Five colours, yellow, blue, red, green and brown, provide a source for dance material as well as costume. The way each colour group performs functions as a metaphor for distinct people, distinct ways of collaborating, distinct ways of cultural being, even, in this WW1 context, of distinct nations.
Goethe’s theory of colour focused on the symbolic meaning of colour. This perspective intrigued Rudolf Laban and became a starting point for his movement material. The five discrete modes of moving and collaborating form short sequences that, when juxtaposed with each other, celebrate difference. Each group is supported by a brass player who improvises around their quality, watching, enhancing.
The dancers in yellow are sharp, darting, jumping, spark-like. They meet and part, projecting out into the environment.
The dancers in blue are steady, buoyant, calmly retreating, concerned with each other, as they gather in still clusters.
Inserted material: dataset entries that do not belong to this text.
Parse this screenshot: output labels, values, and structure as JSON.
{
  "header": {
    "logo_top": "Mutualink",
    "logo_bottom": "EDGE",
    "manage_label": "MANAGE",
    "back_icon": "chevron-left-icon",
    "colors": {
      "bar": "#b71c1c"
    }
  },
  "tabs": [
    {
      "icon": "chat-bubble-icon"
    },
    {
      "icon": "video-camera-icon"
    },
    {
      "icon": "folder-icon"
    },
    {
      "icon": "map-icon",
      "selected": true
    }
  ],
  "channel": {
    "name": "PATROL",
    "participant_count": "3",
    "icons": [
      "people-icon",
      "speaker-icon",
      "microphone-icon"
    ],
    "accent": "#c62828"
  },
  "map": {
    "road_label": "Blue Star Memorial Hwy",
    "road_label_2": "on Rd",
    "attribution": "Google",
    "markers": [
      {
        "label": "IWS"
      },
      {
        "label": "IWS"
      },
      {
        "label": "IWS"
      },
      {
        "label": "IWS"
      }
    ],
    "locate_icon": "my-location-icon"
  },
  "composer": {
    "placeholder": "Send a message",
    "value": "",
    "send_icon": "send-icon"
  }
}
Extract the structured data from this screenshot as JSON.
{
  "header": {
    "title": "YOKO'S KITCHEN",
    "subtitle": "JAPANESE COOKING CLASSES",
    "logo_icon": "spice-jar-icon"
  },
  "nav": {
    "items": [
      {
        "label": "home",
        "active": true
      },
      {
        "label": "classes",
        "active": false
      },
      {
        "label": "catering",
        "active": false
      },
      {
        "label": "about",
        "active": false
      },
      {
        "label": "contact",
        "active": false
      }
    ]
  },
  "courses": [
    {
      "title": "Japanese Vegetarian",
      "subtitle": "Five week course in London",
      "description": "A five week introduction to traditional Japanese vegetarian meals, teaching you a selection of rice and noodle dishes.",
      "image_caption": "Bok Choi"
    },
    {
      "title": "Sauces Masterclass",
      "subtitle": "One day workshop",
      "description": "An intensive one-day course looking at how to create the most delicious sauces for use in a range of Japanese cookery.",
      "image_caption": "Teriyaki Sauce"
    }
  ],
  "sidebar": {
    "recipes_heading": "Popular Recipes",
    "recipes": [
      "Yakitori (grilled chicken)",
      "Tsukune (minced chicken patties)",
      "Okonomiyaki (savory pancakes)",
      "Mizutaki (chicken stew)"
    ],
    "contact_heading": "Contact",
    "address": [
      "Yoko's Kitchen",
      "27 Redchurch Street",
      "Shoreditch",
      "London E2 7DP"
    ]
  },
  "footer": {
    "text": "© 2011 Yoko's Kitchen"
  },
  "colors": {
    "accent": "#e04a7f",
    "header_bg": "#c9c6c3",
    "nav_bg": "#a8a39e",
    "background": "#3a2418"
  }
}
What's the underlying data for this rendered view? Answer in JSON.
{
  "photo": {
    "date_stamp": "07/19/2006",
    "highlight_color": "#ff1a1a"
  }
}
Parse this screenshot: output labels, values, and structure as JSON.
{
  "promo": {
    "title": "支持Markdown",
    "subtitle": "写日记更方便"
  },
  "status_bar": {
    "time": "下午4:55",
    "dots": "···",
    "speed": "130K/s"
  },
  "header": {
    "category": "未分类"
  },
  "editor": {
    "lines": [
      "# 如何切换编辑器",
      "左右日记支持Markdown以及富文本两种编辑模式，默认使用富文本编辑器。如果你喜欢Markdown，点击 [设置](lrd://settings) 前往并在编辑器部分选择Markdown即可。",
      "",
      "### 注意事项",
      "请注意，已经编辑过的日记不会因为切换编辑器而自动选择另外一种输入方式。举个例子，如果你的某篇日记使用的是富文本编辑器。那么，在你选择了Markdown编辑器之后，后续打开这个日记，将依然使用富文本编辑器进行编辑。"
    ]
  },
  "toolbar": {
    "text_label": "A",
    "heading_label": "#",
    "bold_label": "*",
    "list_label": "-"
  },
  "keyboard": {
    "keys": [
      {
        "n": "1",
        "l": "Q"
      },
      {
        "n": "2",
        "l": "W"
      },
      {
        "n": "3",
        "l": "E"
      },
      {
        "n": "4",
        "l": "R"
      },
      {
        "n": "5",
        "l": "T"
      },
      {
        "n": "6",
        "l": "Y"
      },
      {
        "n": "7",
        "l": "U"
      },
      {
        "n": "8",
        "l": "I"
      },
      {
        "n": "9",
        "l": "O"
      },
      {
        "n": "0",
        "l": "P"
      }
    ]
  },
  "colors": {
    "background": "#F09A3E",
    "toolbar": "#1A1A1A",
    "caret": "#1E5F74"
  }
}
They open into friezes, collaborating by supporting and counter-balancing one another’s weight.
The dancers in red are fiery, flamboyant, whipping round, leaping, with a vigorous spiraling dynamic. They collaborate by lifting and jumping over each other and by working in canon.
The dancers in green are fluid, they travel in a line and surround, interweave and grow. They keep touch with one another, leading and following each other.
The dancers in brown are earthy, stay close to the ground and to each other, move rapidly and unpredictably. They function together in unison, acutely aware of each other while focusing out, watchful.